--- Exercise prompt ---
Of all the lines below, output only those starting at the one with "Enumerate this screenshot's" and ending at the one with "Decode this image", both ends included, exactly as written.
Study material START
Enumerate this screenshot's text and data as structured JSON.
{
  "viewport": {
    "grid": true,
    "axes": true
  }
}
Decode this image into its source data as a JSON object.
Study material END
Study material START
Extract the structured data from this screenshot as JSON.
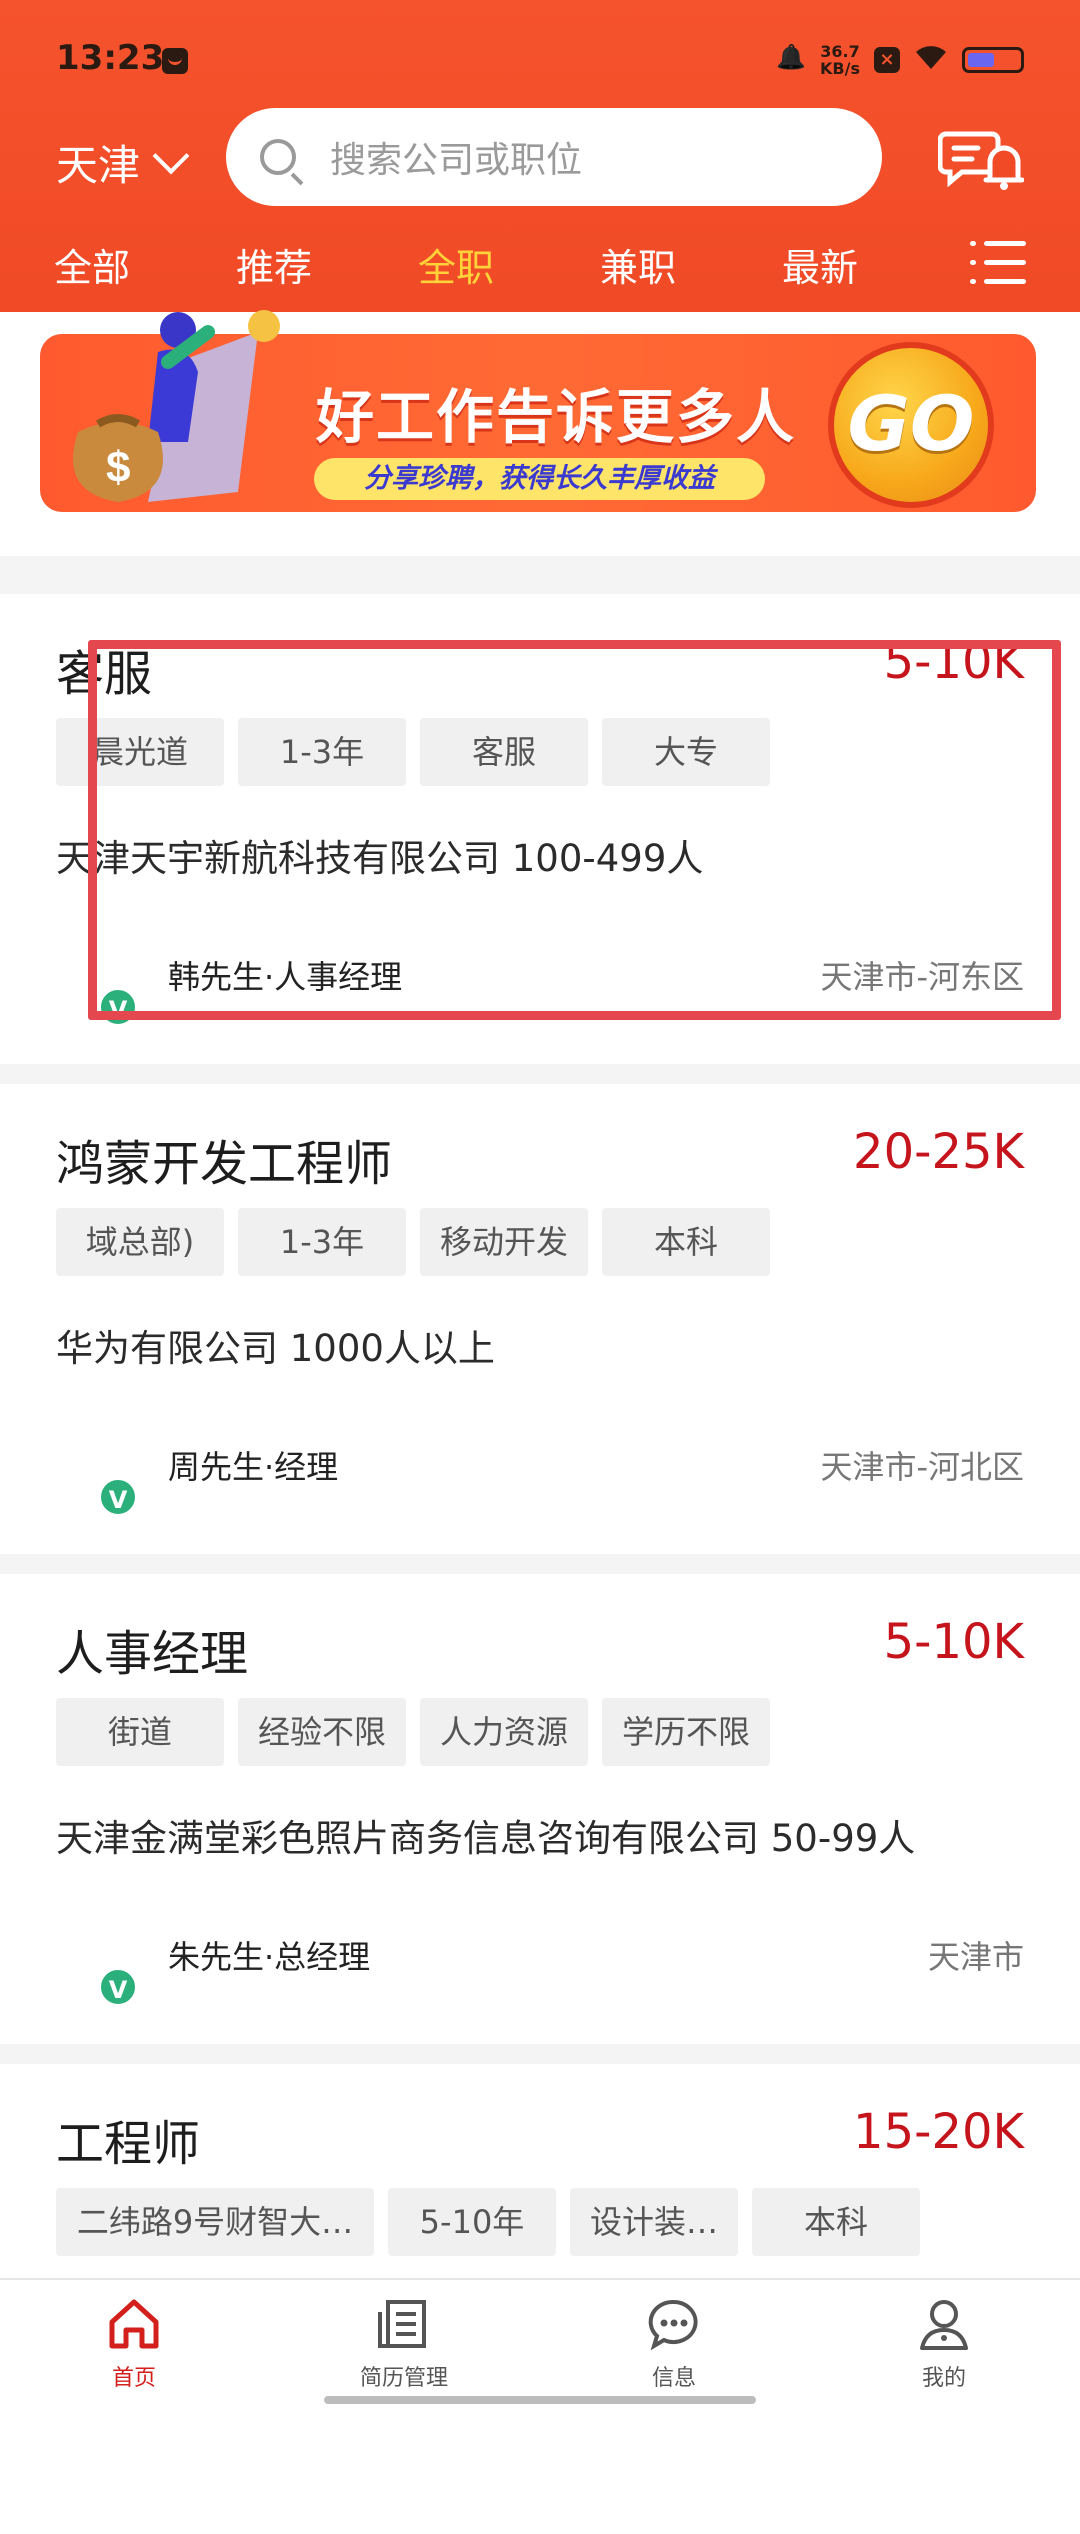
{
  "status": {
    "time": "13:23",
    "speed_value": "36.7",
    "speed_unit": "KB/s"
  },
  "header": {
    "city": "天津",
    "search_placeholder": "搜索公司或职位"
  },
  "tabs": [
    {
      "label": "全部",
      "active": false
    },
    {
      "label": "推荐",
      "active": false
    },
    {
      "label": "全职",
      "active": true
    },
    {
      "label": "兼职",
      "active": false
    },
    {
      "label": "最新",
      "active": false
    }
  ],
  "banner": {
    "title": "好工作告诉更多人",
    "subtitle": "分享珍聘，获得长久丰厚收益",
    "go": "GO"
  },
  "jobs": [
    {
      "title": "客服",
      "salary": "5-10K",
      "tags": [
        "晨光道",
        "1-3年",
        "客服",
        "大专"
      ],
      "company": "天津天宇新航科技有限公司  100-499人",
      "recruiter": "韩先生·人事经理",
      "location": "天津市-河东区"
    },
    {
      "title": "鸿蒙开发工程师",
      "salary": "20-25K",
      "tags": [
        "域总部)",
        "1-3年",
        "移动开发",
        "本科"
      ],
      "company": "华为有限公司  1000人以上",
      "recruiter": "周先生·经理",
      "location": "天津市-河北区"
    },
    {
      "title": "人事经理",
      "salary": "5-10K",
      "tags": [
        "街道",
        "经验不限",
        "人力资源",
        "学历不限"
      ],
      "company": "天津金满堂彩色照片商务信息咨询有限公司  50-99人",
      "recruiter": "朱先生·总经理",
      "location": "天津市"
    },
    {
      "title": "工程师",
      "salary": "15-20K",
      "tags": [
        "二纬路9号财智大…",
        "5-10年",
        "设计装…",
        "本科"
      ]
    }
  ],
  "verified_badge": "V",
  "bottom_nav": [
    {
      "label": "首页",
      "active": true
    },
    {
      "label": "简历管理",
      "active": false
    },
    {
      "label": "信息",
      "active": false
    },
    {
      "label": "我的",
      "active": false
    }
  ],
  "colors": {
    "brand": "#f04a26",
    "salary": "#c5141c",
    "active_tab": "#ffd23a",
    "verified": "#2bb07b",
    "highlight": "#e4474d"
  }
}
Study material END
--- Output of the exercise ---
Enumerate this screenshot's text and data as structured JSON.
{
  "viewport": {
    "grid": true,
    "axes": true
  }
}
Decode this image into its source data as a JSON object.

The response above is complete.